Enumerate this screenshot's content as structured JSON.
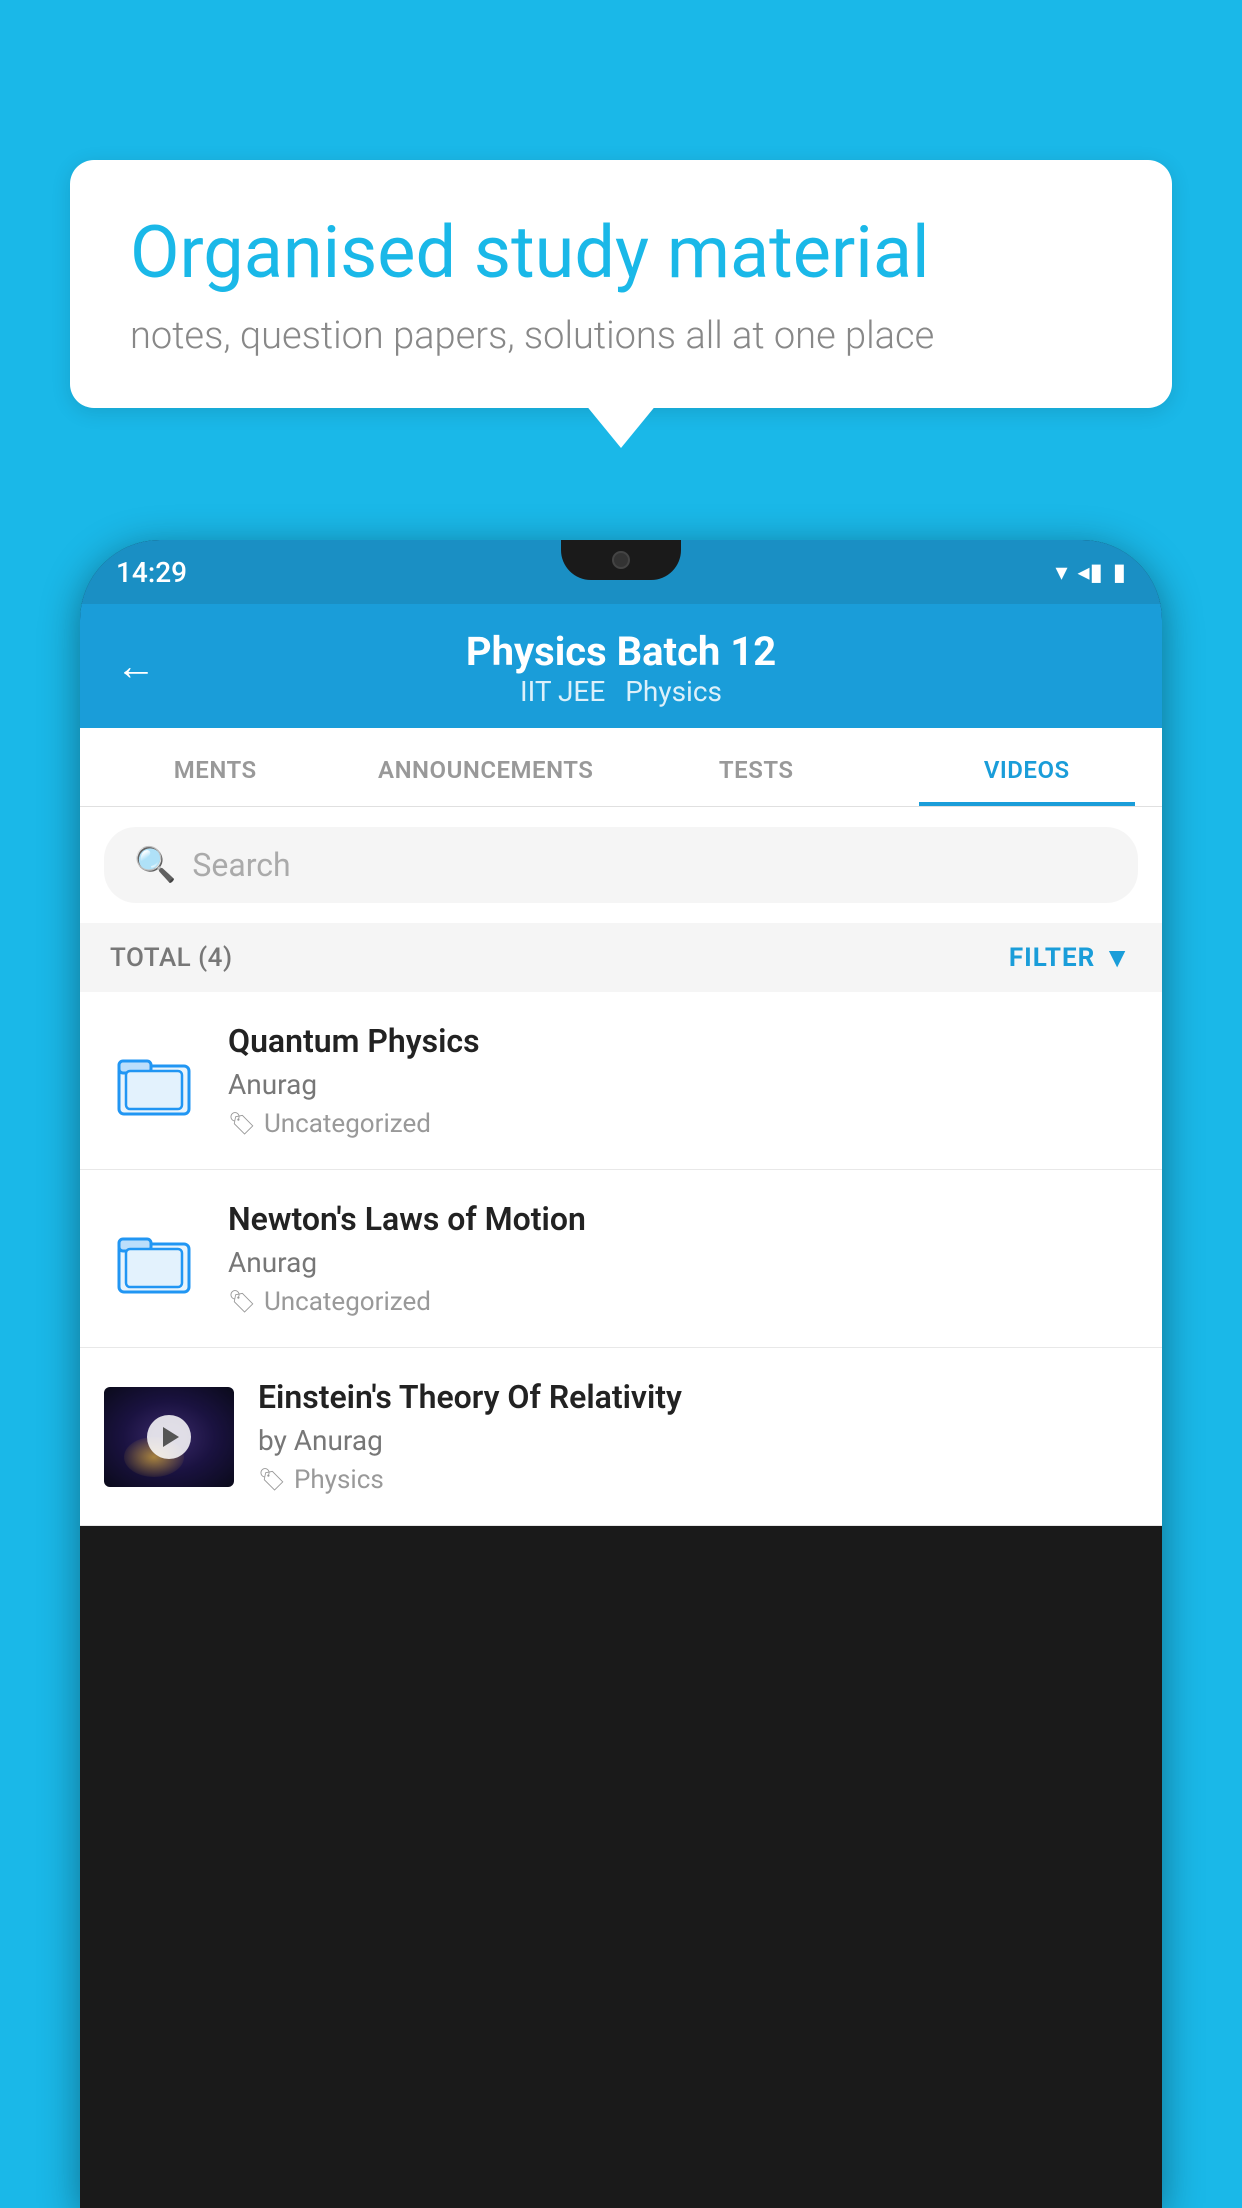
{
  "background_color": "#1ab8e8",
  "bubble": {
    "title": "Organised study material",
    "subtitle": "notes, question papers, solutions all at one place"
  },
  "status_bar": {
    "time": "14:29",
    "icons": "▾◂▮"
  },
  "header": {
    "back_label": "←",
    "title": "Physics Batch 12",
    "subtitle_left": "IIT JEE",
    "subtitle_right": "Physics"
  },
  "tabs": [
    {
      "label": "MENTS",
      "active": false
    },
    {
      "label": "ANNOUNCEMENTS",
      "active": false
    },
    {
      "label": "TESTS",
      "active": false
    },
    {
      "label": "VIDEOS",
      "active": true
    }
  ],
  "search": {
    "placeholder": "Search"
  },
  "filter_row": {
    "total_label": "TOTAL (4)",
    "filter_label": "FILTER"
  },
  "videos": [
    {
      "id": 1,
      "title": "Quantum Physics",
      "author": "Anurag",
      "tag": "Uncategorized",
      "type": "folder",
      "has_thumb": false
    },
    {
      "id": 2,
      "title": "Newton's Laws of Motion",
      "author": "Anurag",
      "tag": "Uncategorized",
      "type": "folder",
      "has_thumb": false
    },
    {
      "id": 3,
      "title": "Einstein's Theory Of Relativity",
      "author": "by Anurag",
      "tag": "Physics",
      "type": "video",
      "has_thumb": true
    }
  ]
}
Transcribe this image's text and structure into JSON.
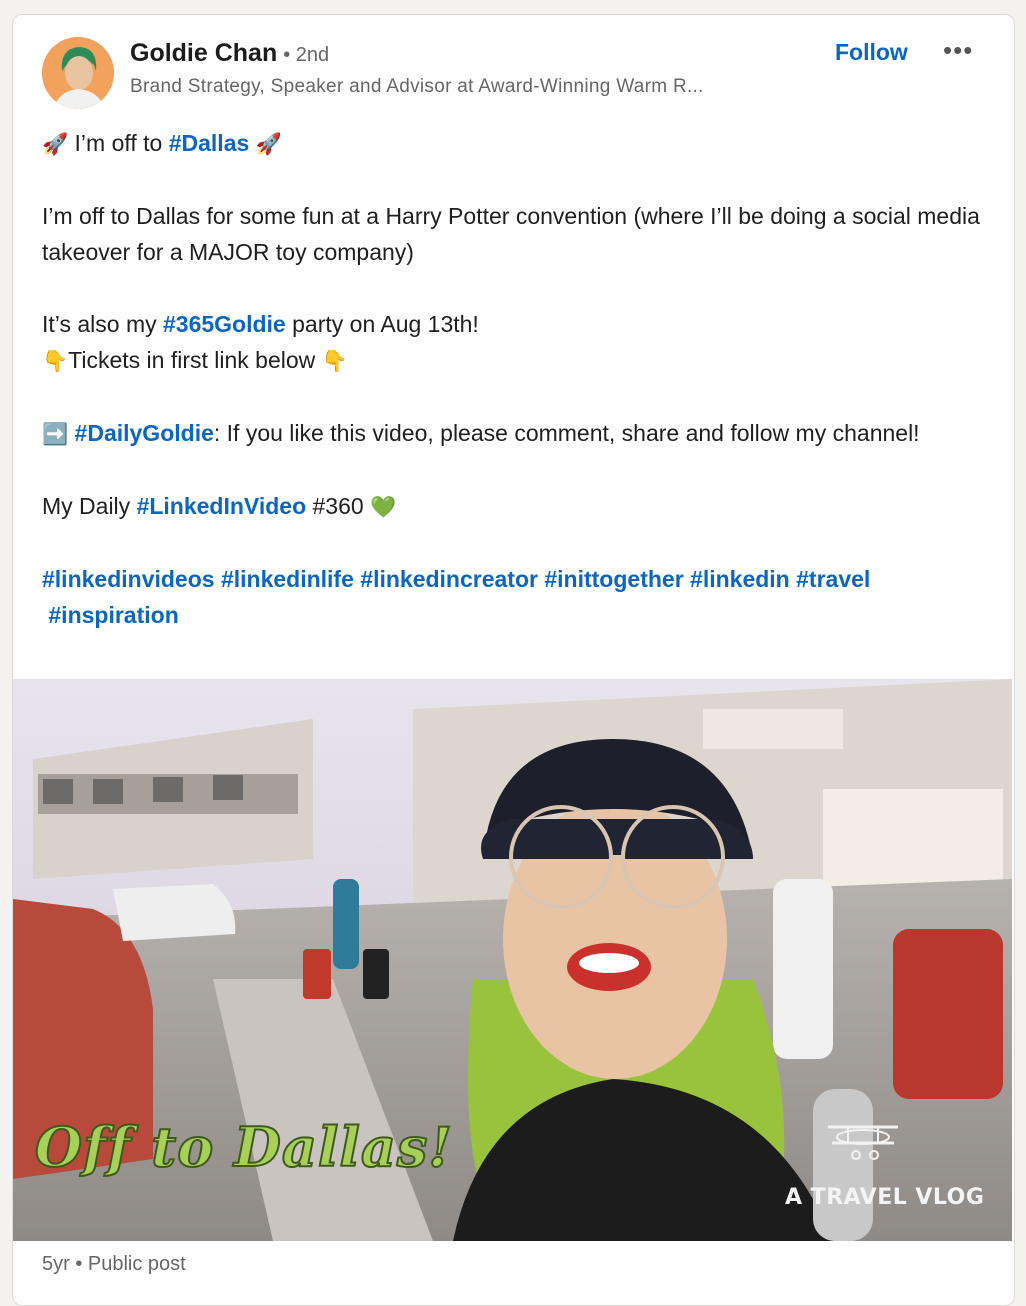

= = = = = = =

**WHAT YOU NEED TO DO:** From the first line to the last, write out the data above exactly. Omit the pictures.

**RESULT BELOW:**
Enumerate this screenshot's content as structured JSON.
{
  "background_color": "#1ab8e8",
  "bubble": {
    "title": "Organised study material",
    "subtitle": "notes, question papers, solutions all at one place"
  },
  "status_bar": {
    "time": "14:29",
    "icons": "▾◂▮"
  },
  "header": {
    "back_label": "←",
    "title": "Physics Batch 12",
    "subtitle_left": "IIT JEE",
    "subtitle_right": "Physics"
  },
  "tabs": [
    {
      "label": "MENTS",
      "active": false
    },
    {
      "label": "ANNOUNCEMENTS",
      "active": false
    },
    {
      "label": "TESTS",
      "active": false
    },
    {
      "label": "VIDEOS",
      "active": true
    }
  ],
  "search": {
    "placeholder": "Search"
  },
  "filter_row": {
    "total_label": "TOTAL (4)",
    "filter_label": "FILTER"
  },
  "videos": [
    {
      "id": 1,
      "title": "Quantum Physics",
      "author": "Anurag",
      "tag": "Uncategorized",
      "type": "folder",
      "has_thumb": false
    },
    {
      "id": 2,
      "title": "Newton's Laws of Motion",
      "author": "Anurag",
      "tag": "Uncategorized",
      "type": "folder",
      "has_thumb": false
    },
    {
      "id": 3,
      "title": "Einstein's Theory Of Relativity",
      "author": "by Anurag",
      "tag": "Physics",
      "type": "video",
      "has_thumb": true
    }
  ]
}
Transcribe this image's text and structure into JSON.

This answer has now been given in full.